By nbayliss-Oracle on Jun 24, 2015
SQL Plan Management (SPM) is an Oracle database feature that allows you to establish a set of SQL execution plans that will be used even if the database is subject to changes that would otherwise cause execution plan changes to occur. For example, you might have an end-of-day batch run that operates in a business context where there are extreme peaks and troughs in daily volume, or perhaps you are upgrading a database and want to be sure that plans are carried over (at least initially). You do not have to fix execution plans in stone with SPM, you can use plan evolution to automate the process of finding improved plans, improving performance in a controlled way and at your own pace. If you’re not familiar with SPM, a very good place to start is to take a look at Maria Colgan’s four-part blog post on the subject. It gives you all the tools you need to get started.

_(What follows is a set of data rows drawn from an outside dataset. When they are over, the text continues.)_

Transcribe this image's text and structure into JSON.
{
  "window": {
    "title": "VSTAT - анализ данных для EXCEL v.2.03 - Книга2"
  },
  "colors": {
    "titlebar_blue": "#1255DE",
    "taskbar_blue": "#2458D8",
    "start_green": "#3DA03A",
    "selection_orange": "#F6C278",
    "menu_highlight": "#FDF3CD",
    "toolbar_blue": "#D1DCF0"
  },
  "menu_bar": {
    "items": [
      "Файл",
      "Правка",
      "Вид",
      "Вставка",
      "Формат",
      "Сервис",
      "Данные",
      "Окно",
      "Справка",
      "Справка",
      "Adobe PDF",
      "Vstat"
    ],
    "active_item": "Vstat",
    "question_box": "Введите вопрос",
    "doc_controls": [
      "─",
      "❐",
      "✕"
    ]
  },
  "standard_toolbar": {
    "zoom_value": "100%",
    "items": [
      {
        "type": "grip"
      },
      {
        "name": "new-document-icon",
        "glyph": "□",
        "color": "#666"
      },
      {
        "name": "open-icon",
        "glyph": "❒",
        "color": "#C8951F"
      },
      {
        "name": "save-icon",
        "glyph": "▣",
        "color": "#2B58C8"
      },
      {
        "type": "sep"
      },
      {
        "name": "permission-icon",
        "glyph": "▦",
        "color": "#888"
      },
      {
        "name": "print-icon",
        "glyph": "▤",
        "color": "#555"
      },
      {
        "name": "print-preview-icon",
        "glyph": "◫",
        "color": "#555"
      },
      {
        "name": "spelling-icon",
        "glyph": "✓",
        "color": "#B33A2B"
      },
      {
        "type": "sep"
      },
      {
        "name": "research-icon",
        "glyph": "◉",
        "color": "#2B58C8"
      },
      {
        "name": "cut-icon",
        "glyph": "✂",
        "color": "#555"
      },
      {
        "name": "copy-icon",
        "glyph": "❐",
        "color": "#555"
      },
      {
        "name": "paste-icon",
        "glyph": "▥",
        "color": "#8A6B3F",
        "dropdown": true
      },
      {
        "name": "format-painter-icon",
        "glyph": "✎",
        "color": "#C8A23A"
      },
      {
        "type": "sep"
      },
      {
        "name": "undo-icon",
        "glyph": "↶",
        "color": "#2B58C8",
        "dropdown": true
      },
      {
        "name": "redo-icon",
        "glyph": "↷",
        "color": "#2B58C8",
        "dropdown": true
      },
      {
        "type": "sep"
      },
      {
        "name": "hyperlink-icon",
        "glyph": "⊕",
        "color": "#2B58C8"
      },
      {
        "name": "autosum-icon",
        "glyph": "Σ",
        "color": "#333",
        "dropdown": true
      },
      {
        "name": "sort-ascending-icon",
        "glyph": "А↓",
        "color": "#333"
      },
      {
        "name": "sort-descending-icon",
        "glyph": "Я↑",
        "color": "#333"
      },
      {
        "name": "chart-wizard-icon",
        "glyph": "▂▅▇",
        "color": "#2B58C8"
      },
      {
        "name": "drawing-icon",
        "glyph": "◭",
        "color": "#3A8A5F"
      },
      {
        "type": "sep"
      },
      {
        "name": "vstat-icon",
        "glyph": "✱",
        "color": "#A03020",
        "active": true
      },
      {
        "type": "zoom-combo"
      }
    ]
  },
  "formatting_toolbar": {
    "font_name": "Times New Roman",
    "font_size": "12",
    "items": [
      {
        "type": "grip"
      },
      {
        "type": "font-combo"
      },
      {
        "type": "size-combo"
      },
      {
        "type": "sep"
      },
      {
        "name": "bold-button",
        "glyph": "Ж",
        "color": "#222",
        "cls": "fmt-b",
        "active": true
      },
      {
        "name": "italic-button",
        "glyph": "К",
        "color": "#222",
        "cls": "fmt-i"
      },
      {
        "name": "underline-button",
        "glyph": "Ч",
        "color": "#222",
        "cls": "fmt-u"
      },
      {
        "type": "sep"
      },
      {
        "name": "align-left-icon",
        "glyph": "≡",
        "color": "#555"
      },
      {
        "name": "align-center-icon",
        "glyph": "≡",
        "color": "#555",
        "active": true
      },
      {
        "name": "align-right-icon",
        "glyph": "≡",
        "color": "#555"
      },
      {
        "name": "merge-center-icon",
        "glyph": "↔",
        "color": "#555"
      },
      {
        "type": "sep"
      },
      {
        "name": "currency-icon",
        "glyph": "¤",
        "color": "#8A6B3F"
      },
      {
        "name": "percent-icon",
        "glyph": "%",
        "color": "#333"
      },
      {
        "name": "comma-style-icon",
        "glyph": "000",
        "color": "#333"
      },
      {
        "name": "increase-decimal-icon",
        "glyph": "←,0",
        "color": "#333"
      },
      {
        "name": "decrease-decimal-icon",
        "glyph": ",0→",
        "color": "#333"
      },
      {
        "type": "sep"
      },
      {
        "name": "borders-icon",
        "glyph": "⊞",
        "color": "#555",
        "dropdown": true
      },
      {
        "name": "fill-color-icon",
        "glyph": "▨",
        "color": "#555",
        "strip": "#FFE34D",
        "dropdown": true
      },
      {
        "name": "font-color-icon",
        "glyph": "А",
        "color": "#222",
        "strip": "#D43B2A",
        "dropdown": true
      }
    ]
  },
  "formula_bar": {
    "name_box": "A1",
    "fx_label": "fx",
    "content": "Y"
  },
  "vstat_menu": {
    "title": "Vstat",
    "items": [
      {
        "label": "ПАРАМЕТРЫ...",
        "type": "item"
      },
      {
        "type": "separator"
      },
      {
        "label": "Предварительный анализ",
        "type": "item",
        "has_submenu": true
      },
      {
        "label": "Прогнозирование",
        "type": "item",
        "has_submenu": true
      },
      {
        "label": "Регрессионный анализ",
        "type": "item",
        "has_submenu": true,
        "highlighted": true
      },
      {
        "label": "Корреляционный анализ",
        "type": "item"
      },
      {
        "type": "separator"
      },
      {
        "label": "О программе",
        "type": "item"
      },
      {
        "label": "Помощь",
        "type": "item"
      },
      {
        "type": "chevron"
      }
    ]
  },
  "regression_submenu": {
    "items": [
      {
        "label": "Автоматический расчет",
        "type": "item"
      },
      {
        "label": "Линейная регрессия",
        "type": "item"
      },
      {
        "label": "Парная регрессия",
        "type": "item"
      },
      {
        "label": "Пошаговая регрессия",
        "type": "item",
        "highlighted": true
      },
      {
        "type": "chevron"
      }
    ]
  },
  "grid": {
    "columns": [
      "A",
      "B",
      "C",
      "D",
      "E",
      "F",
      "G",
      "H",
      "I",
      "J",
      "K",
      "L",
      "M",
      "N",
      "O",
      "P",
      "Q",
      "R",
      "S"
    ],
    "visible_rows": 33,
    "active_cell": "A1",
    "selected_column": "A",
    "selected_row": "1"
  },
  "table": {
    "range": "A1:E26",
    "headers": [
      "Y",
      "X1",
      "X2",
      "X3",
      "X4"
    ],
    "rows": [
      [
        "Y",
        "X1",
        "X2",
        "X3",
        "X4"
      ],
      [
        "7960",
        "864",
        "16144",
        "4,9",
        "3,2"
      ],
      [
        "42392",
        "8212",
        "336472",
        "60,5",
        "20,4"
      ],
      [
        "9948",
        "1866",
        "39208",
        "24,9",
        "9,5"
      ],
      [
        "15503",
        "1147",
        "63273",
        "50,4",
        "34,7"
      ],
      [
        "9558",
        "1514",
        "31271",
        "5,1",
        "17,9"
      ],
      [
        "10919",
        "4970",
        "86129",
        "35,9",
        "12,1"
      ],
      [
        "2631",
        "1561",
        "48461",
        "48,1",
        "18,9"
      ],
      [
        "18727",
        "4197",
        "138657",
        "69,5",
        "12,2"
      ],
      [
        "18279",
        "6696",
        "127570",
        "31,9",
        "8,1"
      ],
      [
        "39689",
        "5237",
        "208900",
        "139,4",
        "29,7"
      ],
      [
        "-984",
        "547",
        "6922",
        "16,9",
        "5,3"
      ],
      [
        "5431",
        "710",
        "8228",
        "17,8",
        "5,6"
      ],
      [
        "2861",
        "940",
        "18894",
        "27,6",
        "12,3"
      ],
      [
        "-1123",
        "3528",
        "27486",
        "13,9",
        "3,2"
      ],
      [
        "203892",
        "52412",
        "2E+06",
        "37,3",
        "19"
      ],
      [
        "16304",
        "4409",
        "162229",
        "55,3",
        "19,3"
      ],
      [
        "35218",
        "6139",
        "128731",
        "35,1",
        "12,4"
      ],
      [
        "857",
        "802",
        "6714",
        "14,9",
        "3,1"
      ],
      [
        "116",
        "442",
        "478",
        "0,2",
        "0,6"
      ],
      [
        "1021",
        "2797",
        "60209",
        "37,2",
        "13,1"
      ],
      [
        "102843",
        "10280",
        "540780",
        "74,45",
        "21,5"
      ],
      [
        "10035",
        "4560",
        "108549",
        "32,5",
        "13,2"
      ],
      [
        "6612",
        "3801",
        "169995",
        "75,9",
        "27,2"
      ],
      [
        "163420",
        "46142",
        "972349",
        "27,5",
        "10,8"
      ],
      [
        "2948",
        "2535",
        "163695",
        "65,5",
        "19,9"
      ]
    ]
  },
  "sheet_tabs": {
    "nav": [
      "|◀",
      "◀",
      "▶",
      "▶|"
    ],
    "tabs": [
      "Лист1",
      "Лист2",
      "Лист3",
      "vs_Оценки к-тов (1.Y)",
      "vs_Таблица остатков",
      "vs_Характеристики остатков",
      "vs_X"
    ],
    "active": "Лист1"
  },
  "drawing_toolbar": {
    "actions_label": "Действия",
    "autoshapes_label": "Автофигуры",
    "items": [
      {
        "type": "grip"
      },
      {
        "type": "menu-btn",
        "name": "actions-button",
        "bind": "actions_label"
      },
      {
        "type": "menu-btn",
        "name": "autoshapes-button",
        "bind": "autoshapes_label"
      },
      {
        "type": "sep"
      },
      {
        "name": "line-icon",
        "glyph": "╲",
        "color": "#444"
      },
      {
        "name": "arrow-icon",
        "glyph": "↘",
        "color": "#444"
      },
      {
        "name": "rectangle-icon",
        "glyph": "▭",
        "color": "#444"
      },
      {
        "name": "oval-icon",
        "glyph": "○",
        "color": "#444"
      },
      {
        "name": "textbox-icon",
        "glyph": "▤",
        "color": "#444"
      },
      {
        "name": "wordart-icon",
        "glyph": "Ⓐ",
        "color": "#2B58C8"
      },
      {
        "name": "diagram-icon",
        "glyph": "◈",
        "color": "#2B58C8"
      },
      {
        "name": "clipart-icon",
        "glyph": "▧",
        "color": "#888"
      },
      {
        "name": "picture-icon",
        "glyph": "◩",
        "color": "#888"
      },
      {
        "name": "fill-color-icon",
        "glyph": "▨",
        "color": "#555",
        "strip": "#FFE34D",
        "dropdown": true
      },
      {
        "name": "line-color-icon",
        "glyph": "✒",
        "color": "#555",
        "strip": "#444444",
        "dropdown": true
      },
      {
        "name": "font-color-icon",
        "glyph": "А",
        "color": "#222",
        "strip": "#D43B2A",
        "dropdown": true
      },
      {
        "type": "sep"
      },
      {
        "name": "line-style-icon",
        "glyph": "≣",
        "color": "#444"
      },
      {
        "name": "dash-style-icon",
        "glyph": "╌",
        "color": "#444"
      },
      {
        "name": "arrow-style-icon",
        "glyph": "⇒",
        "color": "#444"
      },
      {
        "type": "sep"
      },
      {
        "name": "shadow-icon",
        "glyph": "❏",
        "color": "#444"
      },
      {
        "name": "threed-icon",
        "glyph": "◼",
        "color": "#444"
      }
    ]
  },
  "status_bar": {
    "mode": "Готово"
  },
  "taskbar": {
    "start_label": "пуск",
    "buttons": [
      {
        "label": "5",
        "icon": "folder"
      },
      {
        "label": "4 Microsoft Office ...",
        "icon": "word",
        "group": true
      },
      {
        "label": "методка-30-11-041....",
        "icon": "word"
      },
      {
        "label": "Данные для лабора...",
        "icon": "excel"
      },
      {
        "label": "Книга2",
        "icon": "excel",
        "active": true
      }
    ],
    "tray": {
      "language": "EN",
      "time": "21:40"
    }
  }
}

If you are using SPM in Oracle Database 11gR2 or 12c, or if you are considering whether you should use it, then this blog post is for you. I decided to publish this post because I recently encountered a couple of environments that ran into, let’s say, “difficulties” with SPM when capturing SQL plan baselines automatically and continuously over a very long period of time (more than a year in fact). I’d like to give you a few pointers to avoid running into the same problems and why automatic SQL baseline capture was never intended to be used in that way.